A fast and rigorous hybrid time-domain simulator for analyzing wave interactions with complex structures involving electrically large platforms along with cable-interconnected antennas, shielding enclosures, and printed circuit boards is described. To efficiently simulate such complex structures, three different solvers are hybridized: A TDIE-based field solver for computing external fields on platforms, antennas, enclosures, boards, and cable shields, a MNA-based circuit solver for computing currents and voltages on circuits, and a TDIE-based cable solver for computing guided fields along cables. Field, circuit, and cable solvers are interfaced at cable terminations and along the cable shields, which results in a coupled system of equations that is solved simultaneously at each time step. Computation of the external and guided fields is accelerated using FFT-based algorithms and parallelization. The resulting solver permits the analysis of electrically large and geometrically intricate structures loaded with cables. The accuracy, efficiency, and versatility of the hybrid simulator are demonstrated by analyzing several EMC/EMI problems.

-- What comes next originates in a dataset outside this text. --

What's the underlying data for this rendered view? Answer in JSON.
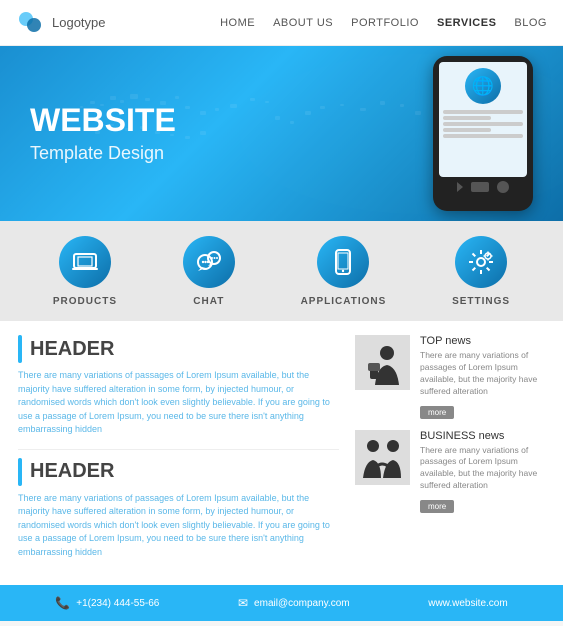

This volume contains some researches regarding to the Electromagnetic Compatibility domain (EMC), with applications in navigation, including problems concerning the simulation of disturbing electromagnetic interferences between electric and electronic equipment. Furthermore, the effects of the electromagnetic field on human body are analyzed. The main themes approached are: calculation of the feedback electromagnetic field, electromagnetic interference in case of onboard naval ships computers', simulation of the electromagnetic disturbances against an electronic circuit, a simulation model of the electric discharges and their effects on the human body, a simulation model to produce a high energy electromagnetic pulse by a Flux Compression Generator (FCG), a physical electric model of the human body exposed to the action of the electromagnetic environment and, finally, some issues regarding the EMC shielding.